When we talk about visa openness and easy travel for African
citizens, the most open countries in Africa to list are The Gambia, Benin, and
Seychelles. According to the 2022 Africa Visa Openness Report, the three countries
do not require a visa from citizens from any country on the continent. In contrast
to these countries are Egypt and Sudan, as they rank on the last spots of the
list and require a visa from citizens from all other countries.
Out of 54, 36 of African countries have improved or
maintained their visa openness score since 2016 making Intra-continental travel
an ease for African citizens. Partial appreciation is for the start of acceptance
of e-visas, growing from 9 countries offering the service in 2016 (when the
first report was published) to 24 nations, including South Africa and Morocco,
according to last years’ list.
Regionally, West Africa counted the major share of top-performing countries in 2022, with 40 percent (8 countries) of all the top performers, while only one North African country and zero Central African countries appeared in the list of top 20.
Lower-income countries are also more likely to have agreed on
progressive policies as they reassure ease of movement, with eighteen of the 20
best performing countries in 2022 being either low-income or
lower-middle-income economies. Non-coastal countries were also mostly among the
better performing ones.
Visa application procedures can be pricey and very time consuming. They can be a hurdle to travel around the continent that impacts not only tourism but, also limits the options for higher studies, as well as areas for trade and business development. For these purposes, on behalf of the African Union and African Development Bank Group, the writers of the report, are making efforts to make a visa on arrival the standard and not an exception. There are more suggestions that include the implementation of e-visas more broadly, to create regional bloc visas, to offer longer term visas for regular and repeat travelers, and to make simpler the visa process by taking down fees and requiring fewer documents. The authors also support recommendations such as a regional passport or national identity card, an African passport for business people, or The African Union passport that will be for all African citizens.
Marie-Laure Akin-Olugbade, Acting Vice President, Regional
Development, Integration and Business Delivery African Development Bank,
explains that freedom of movement is more than an economic issue:
“It also promotes social cohesion and improves African citizens' quality of life.”
According to a 2017 article for the Africa Renewal extension
of the United Nations website, possible reasons that the concept of a visa-free
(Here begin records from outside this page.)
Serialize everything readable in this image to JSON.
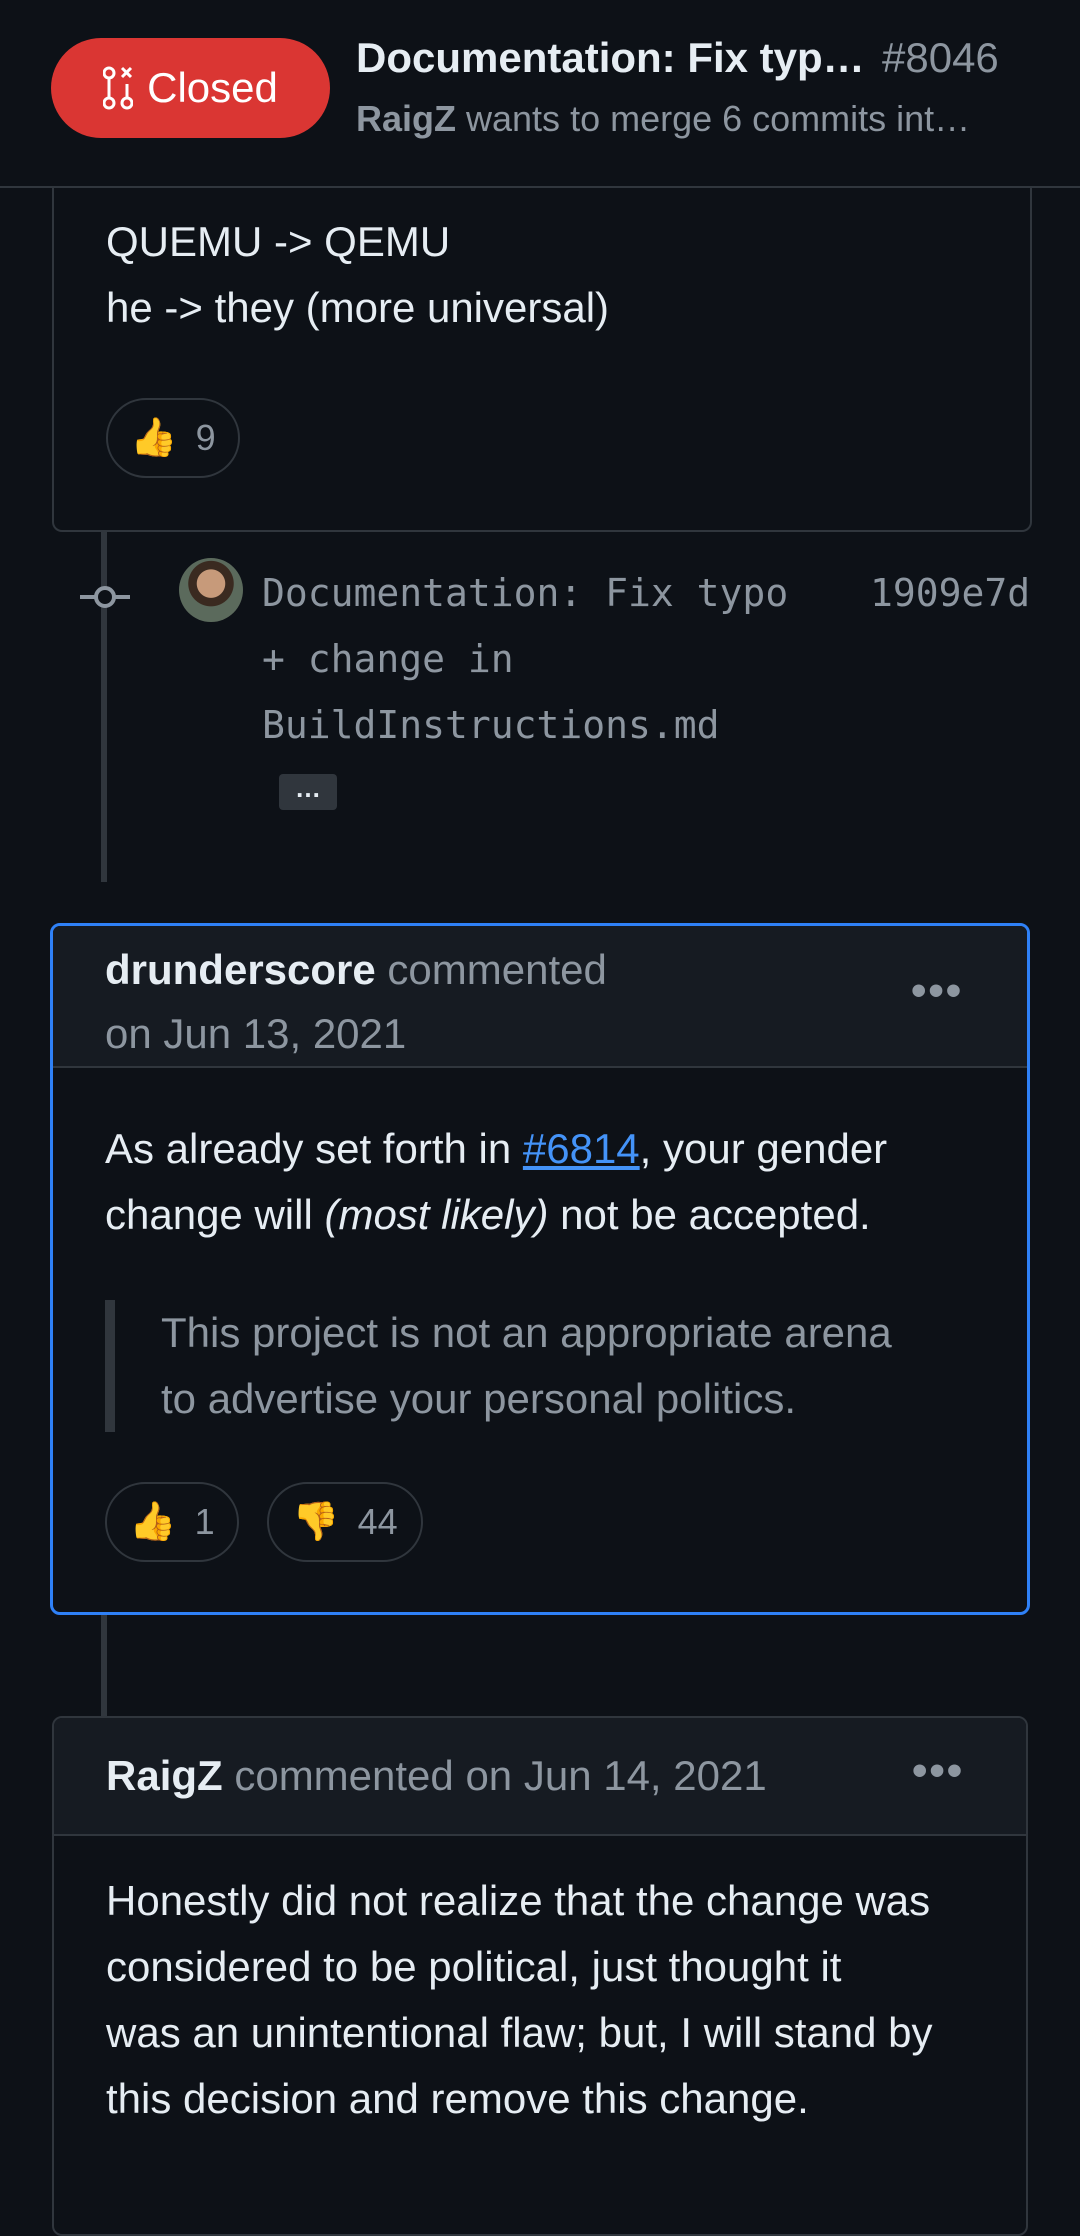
{
  "header": {
    "state": "Closed",
    "title": "Documentation: Fix typ…",
    "number": "#8046",
    "author": "RaigZ",
    "subtitle": " wants to merge 6 commits int…"
  },
  "top_comment": {
    "lines": [
      "QUEMU -> QEMU",
      "he -> they (more universal)"
    ],
    "reactions": [
      {
        "emoji": "👍",
        "count": "9"
      }
    ]
  },
  "commit": {
    "message": "Documentation: Fix typo\n+ change in\nBuildInstructions.md",
    "sha": "1909e7d",
    "expand_label": "…"
  },
  "comment1": {
    "author": "drunderscore",
    "action": " commented",
    "date": "on Jun 13, 2021",
    "menu": "•••",
    "body_prefix": "As already set forth in ",
    "link": "#6814",
    "body_mid": ", your gender",
    "body_line2_start": "change will ",
    "body_italic": "(most likely)",
    "body_line2_end": " not be accepted.",
    "quote_line1": "This project is not an appropriate arena",
    "quote_line2": "to advertise your personal politics.",
    "reactions": [
      {
        "emoji": "👍",
        "count": "1"
      },
      {
        "emoji": "👎",
        "count": "44"
      }
    ]
  },
  "comment2": {
    "author": "RaigZ",
    "action": " commented on Jun 14, 2021",
    "menu": "•••",
    "body_lines": [
      "Honestly did not realize that the change was",
      "considered to be political, just thought it",
      "was an unintentional flaw; but, I will stand by",
      "this decision and remove this change."
    ]
  },
  "colors": {
    "background": "#0d1117",
    "closed_red": "#da3633",
    "border": "#30363d",
    "highlight_blue": "#2f81f7",
    "link_blue": "#4493f8",
    "muted": "#8d96a0"
  },
  "icons": [
    "pull-request-closed-icon",
    "commit-node-icon",
    "kebab-menu-icon"
  ]
}
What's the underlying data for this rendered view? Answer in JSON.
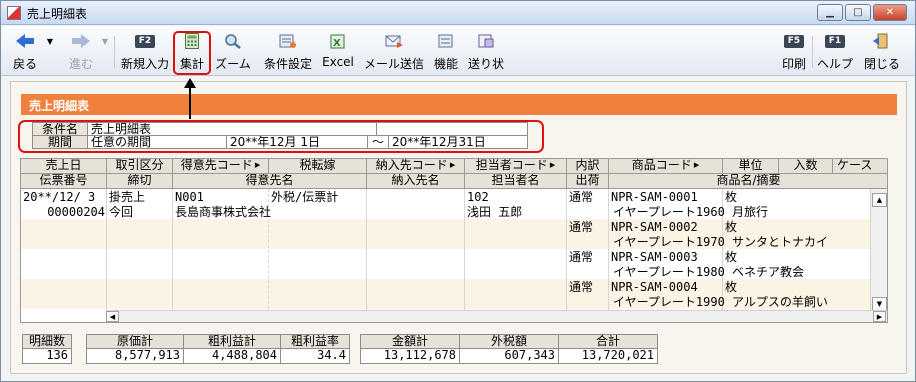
{
  "window": {
    "title": "売上明細表"
  },
  "toolbar": {
    "items": [
      {
        "label": "戻る",
        "icon": "back-arrow-icon",
        "enabled": true
      },
      {
        "label": "進む",
        "icon": "forward-arrow-icon",
        "enabled": false
      },
      {
        "label": "新規入力",
        "key": "F2",
        "icon": "f2-key-icon",
        "enabled": true
      },
      {
        "label": "集計",
        "icon": "calculator-icon",
        "enabled": true
      },
      {
        "label": "ズーム",
        "icon": "zoom-icon",
        "enabled": true
      },
      {
        "label": "条件設定",
        "icon": "settings-icon",
        "enabled": true
      },
      {
        "label": "Excel",
        "icon": "excel-icon",
        "enabled": true
      },
      {
        "label": "メール送信",
        "icon": "mail-icon",
        "enabled": true
      },
      {
        "label": "機能",
        "icon": "function-icon",
        "enabled": true
      },
      {
        "label": "送り状",
        "icon": "invoice-icon",
        "enabled": true
      },
      {
        "label": "印刷",
        "key": "F5",
        "icon": "f5-key-icon",
        "enabled": true
      },
      {
        "label": "ヘルプ",
        "key": "F1",
        "icon": "f1-key-icon",
        "enabled": true
      },
      {
        "label": "閉じる",
        "icon": "close-door-icon",
        "enabled": true
      }
    ]
  },
  "section_title": "売上明細表",
  "conditions": {
    "name_label": "条件名",
    "name_value": "売上明細表",
    "period_label": "期間",
    "period_type": "任意の期間",
    "period_from": "20**年12月 1日",
    "period_sep": "～",
    "period_to": "20**年12月31日"
  },
  "grid": {
    "header_row1": [
      "売上日",
      "取引区分",
      "得意先コード",
      "税転嫁",
      "納入先コード",
      "担当者コード",
      "内訳",
      "商品コード",
      "単位",
      "入数",
      "ケース"
    ],
    "header_row2": [
      "伝票番号",
      "締切",
      "得意先名",
      "納入先名",
      "担当者名",
      "出荷",
      "商品名/摘要"
    ],
    "left": {
      "date": "20**/12/ 3",
      "slip_no": "00000204",
      "trade_type": "掛売上",
      "closing": "今回",
      "customer_code": "N001",
      "tax": "外税/伝票計",
      "customer_name": "長島商事株式会社",
      "staff_code": "102",
      "staff_name": "浅田 五郎"
    },
    "items": [
      {
        "breakdown": "通常",
        "code": "NPR-SAM-0001",
        "unit": "枚",
        "name": "イヤープレート1960 月旅行"
      },
      {
        "breakdown": "通常",
        "code": "NPR-SAM-0002",
        "unit": "枚",
        "name": "イヤープレート1970 サンタとトナカイ"
      },
      {
        "breakdown": "通常",
        "code": "NPR-SAM-0003",
        "unit": "枚",
        "name": "イヤープレート1980 ベネチア教会"
      },
      {
        "breakdown": "通常",
        "code": "NPR-SAM-0004",
        "unit": "枚",
        "name": "イヤープレート1990 アルプスの羊飼い"
      }
    ]
  },
  "totals": {
    "count_label": "明細数",
    "count": "136",
    "cost_label": "原価計",
    "cost": "8,577,913",
    "profit_label": "粗利益計",
    "profit": "4,488,804",
    "rate_label": "粗利益率",
    "rate": "34.4",
    "amount_label": "金額計",
    "amount": "13,112,678",
    "tax_label": "外税額",
    "tax": "607,343",
    "total_label": "合計",
    "total": "13,720,021"
  },
  "colors": {
    "section_bar": "#f0803c",
    "highlight": "#e01010",
    "header_bg": "#e7e2d8"
  }
}
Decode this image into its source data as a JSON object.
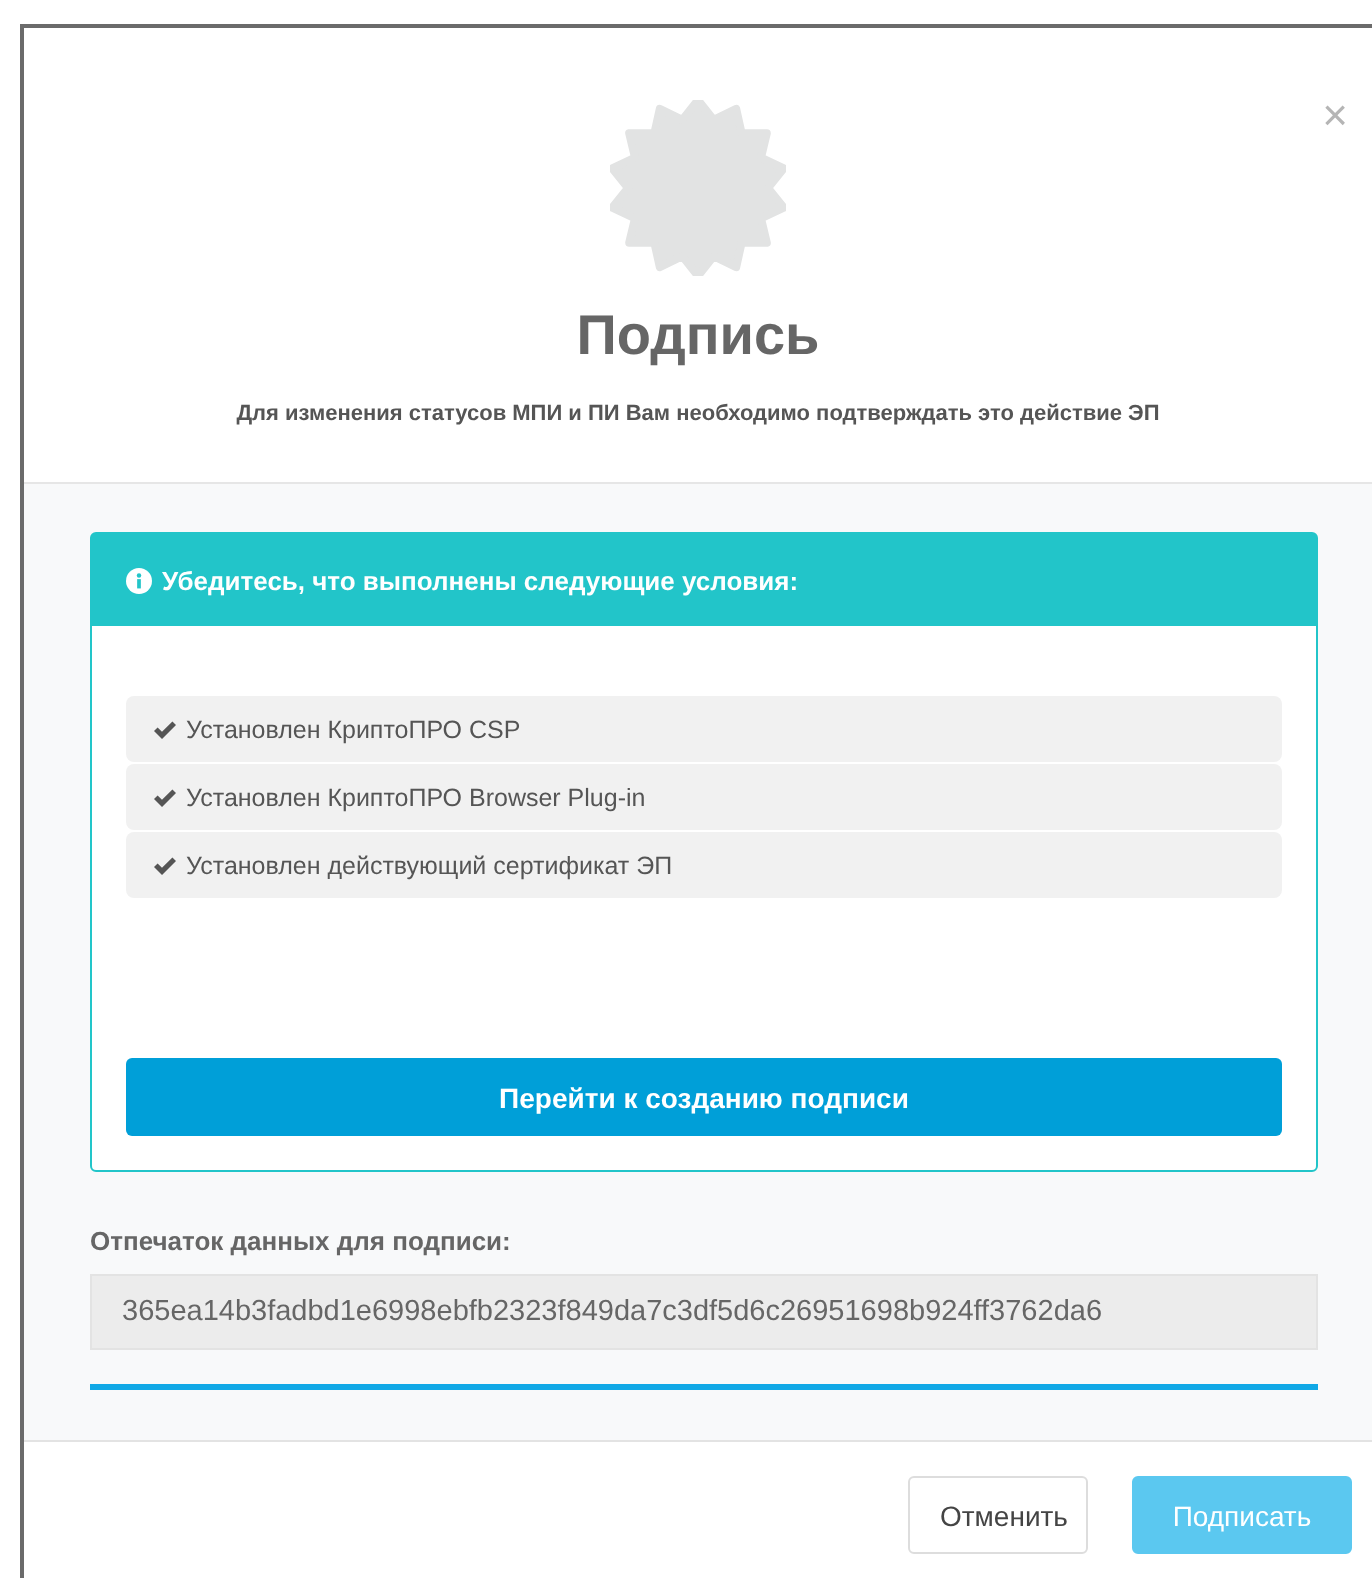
{
  "dialog": {
    "title": "Подпись",
    "subtitle": "Для изменения статусов МПИ и ПИ Вам необходимо подтверждать это действие ЭП",
    "close": "×"
  },
  "requirements": {
    "heading": "Убедитесь, что выполнены следующие условия:",
    "items": [
      {
        "label": "Установлен КриптоПРО CSP",
        "checked": true
      },
      {
        "label": "Установлен КриптоПРО Browser Plug-in",
        "checked": true
      },
      {
        "label": "Установлен действующий сертификат ЭП",
        "checked": true
      }
    ],
    "action": "Перейти к созданию подписи"
  },
  "fingerprint": {
    "label": "Отпечаток данных для подписи:",
    "value": "365ea14b3fadbd1e6998ebfb2323f849da7c3df5d6c26951698b924ff3762da6"
  },
  "footer": {
    "buttons": [
      {
        "label": "Отменить",
        "kind": "default",
        "disabled": false
      },
      {
        "label": "Подписать",
        "kind": "primary",
        "disabled": true
      }
    ]
  }
}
Africa has not caught on in several countries is because there is a fear of rise
in harmful activities such as smuggling, illegal immigration, terrorism and the
spread of disease as well as a negative impact on local job markets.